With all the excitement over the teaser trailer for The Battle of Five Armies, we shouldn’t forget that the Warner Bros. presentation on The Hobbit at Comic-Con on Saturday started with a montage of shots from the five films so far released. It lasted a few minutes and mixed together shots from The Lord of the Rings and The Hobbit.
Almost all of these were very familiar to all of us fans present in Hall H. Two, however, were new. There was a quick shot of a snow-white stag in a forest and another of Thorin with his bow, obviously trying to shoot it.
My first thought was that these shots must be from the forthcoming extended edition of The Desolation of Smaug. I can’t believe that they would have been included in the montage otherwise.
Richard Armitage has mentioned this scene as part of footage that was cut out of the theatrical version and that he wished could be restored in the extended version. In an interview posted in April he said:
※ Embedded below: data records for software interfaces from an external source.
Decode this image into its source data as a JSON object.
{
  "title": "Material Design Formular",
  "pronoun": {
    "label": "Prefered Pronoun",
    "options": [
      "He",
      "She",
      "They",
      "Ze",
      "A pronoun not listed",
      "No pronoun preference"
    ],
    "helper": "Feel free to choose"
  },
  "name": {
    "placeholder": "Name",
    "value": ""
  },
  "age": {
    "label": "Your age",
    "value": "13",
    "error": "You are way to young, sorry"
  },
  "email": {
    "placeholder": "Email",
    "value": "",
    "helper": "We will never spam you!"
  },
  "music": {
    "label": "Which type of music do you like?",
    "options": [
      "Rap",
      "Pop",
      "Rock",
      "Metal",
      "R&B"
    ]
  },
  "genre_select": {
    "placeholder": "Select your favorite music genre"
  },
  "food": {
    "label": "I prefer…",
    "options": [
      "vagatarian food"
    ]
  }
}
There’s a much longer version of Mirkwood that we shot. There’s a really beautiful sequence where Bombur falls into the stream, the enchanted stream. We have to carry him, and then also Thorin and Bilbo see the white stag, which is a sort of manifestation of the Elf King, kind of projecting himself into the forest, and Thorin kind of symbolically tries to kill the stag with his crossbow. I was really disappointed that that couldn’t be in the film, ’cause I think it’s like a little beacon of the relationship between Thorin and the Elf King.
Those who have read The Hobbit may remember this as part of the journey by the thirteen Dwarves and Bilbo through Mirkwood. In the book a dark stag jumps across the enchanted stream and Thorin kills it with his bow–though the deer staggers away in the forest to die, and Bombur’s fall into the stream prevents the group from retrieving the carcass to eat. They also hear the distant sounds of horns and baying hounds–the first hint that the Wood Elves are hunting in the forest.
Immediately after this, they see a white doe and her fawns on the path ahead, and the Dwarves try to shoot them, but magically none of their arrows can find their mark.
Armitage’s description makes it sound as though the scriptwriters simplified this encounter with the stag and other deer. They included only one deer, making the stag white and linking it symbolically to Thranduil. (Just how the filmmakers will convey the idea that Thranduil is “projecting himself into the forest” as the stag remains to be seen!)
Many fans and reviewers have commented that the journey through Mirkwood in The Desolation of Smaug seems too short. Fans have also hoped that they would see the episode of Bombur’s enchanted sleep. It looks like that journey will be filled out and the fans will get their wish!
(Illustration: “Tales of the Hunt,” Pascal Yung, for the “Middle-earth Collectible Card Game.”)